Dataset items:
/---
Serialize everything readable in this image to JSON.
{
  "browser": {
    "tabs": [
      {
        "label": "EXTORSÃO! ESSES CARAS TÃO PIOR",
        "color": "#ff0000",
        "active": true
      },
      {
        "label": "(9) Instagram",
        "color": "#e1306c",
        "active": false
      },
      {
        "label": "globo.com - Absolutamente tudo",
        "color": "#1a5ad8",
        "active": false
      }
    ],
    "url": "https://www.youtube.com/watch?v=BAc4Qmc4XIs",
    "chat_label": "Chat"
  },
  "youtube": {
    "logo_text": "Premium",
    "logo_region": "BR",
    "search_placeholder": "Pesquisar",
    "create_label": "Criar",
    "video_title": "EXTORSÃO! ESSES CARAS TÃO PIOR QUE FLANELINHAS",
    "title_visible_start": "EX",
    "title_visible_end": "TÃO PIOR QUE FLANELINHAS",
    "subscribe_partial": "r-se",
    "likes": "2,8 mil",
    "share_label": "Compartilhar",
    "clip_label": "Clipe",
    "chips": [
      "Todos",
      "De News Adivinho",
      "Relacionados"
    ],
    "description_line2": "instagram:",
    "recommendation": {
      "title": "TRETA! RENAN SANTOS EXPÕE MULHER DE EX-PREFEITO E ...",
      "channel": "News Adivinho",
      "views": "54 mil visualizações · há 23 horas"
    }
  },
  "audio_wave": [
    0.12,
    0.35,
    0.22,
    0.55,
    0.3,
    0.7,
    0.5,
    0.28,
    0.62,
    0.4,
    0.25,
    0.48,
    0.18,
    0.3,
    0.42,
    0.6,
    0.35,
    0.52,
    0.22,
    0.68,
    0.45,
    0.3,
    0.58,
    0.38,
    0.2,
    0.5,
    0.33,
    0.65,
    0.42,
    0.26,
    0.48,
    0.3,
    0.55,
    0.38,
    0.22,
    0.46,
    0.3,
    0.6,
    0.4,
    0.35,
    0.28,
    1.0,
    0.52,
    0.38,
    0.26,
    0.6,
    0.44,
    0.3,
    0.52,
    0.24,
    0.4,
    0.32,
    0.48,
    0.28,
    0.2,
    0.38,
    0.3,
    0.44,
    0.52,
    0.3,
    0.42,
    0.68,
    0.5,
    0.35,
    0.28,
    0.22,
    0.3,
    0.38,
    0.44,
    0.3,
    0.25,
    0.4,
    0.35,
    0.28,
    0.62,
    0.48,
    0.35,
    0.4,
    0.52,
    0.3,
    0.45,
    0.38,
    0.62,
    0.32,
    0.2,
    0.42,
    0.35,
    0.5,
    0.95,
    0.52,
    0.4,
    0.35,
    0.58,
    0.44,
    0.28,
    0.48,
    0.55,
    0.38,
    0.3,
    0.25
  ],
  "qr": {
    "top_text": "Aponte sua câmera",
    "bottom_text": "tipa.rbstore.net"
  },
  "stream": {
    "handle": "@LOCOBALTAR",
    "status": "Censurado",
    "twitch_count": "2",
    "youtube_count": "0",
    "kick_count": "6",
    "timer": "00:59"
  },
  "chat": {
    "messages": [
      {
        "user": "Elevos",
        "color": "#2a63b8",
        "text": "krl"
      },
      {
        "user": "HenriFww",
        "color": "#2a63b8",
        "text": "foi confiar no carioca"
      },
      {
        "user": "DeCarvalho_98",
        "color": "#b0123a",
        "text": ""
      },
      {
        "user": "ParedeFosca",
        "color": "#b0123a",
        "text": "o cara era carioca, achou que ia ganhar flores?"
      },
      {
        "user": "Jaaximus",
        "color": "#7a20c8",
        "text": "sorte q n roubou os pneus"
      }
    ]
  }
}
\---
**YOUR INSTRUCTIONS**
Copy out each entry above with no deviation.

**RESPONSE BELOW**
Serialize everything readable in this image to JSON.
{
  "browser": {
    "tabs": [
      {
        "label": "EXTORSÃO! ESSES CARAS TÃO PIOR",
        "color": "#ff0000",
        "active": true
      },
      {
        "label": "(9) Instagram",
        "color": "#e1306c",
        "active": false
      },
      {
        "label": "globo.com - Absolutamente tudo",
        "color": "#1a5ad8",
        "active": false
      }
    ],
    "url": "https://www.youtube.com/watch?v=BAc4Qmc4XIs",
    "chat_label": "Chat"
  },
  "youtube": {
    "logo_text": "Premium",
    "logo_region": "BR",
    "search_placeholder": "Pesquisar",
    "create_label": "Criar",
    "video_title": "EXTORSÃO! ESSES CARAS TÃO PIOR QUE FLANELINHAS",
    "title_visible_start": "EX",
    "title_visible_end": "TÃO PIOR QUE FLANELINHAS",
    "subscribe_partial": "r-se",
    "likes": "2,8 mil",
    "share_label": "Compartilhar",
    "clip_label": "Clipe",
    "chips": [
      "Todos",
      "De News Adivinho",
      "Relacionados"
    ],
    "description_line2": "instagram:",
    "recommendation": {
      "title": "TRETA! RENAN SANTOS EXPÕE MULHER DE EX-PREFEITO E ...",
      "channel": "News Adivinho",
      "views": "54 mil visualizações · há 23 horas"
    }
  },
  "audio_wave": [
    0.12,
    0.35,
    0.22,
    0.55,
    0.3,
    0.7,
    0.5,
    0.28,
    0.62,
    0.4,
    0.25,
    0.48,
    0.18,
    0.3,
    0.42,
    0.6,
    0.35,
    0.52,
    0.22,
    0.68,
    0.45,
    0.3,
    0.58,
    0.38,
    0.2,
    0.5,
    0.33,
    0.65,
    0.42,
    0.26,
    0.48,
    0.3,
    0.55,
    0.38,
    0.22,
    0.46,
    0.3,
    0.6,
    0.4,
    0.35,
    0.28,
    1.0,
    0.52,
    0.38,
    0.26,
    0.6,
    0.44,
    0.3,
    0.52,
    0.24,
    0.4,
    0.32,
    0.48,
    0.28,
    0.2,
    0.38,
    0.3,
    0.44,
    0.52,
    0.3,
    0.42,
    0.68,
    0.5,
    0.35,
    0.28,
    0.22,
    0.3,
    0.38,
    0.44,
    0.3,
    0.25,
    0.4,
    0.35,
    0.28,
    0.62,
    0.48,
    0.35,
    0.4,
    0.52,
    0.3,
    0.45,
    0.38,
    0.62,
    0.32,
    0.2,
    0.42,
    0.35,
    0.5,
    0.95,
    0.52,
    0.4,
    0.35,
    0.58,
    0.44,
    0.28,
    0.48,
    0.55,
    0.38,
    0.3,
    0.25
  ],
  "qr": {
    "top_text": "Aponte sua câmera",
    "bottom_text": "tipa.rbstore.net"
  },
  "stream": {
    "handle": "@LOCOBALTAR",
    "status": "Censurado",
    "twitch_count": "2",
    "youtube_count": "0",
    "kick_count": "6",
    "timer": "00:59"
  },
  "chat": {
    "messages": [
      {
        "user": "Elevos",
        "color": "#2a63b8",
        "text": "krl"
      },
      {
        "user": "HenriFww",
        "color": "#2a63b8",
        "text": "foi confiar no carioca"
      },
      {
        "user": "DeCarvalho_98",
        "color": "#b0123a",
        "text": ""
      },
      {
        "user": "ParedeFosca",
        "color": "#b0123a",
        "text": "o cara era carioca, achou que ia ganhar flores?"
      },
      {
        "user": "Jaaximus",
        "color": "#7a20c8",
        "text": "sorte q n roubou os pneus"
      }
    ]
  }
}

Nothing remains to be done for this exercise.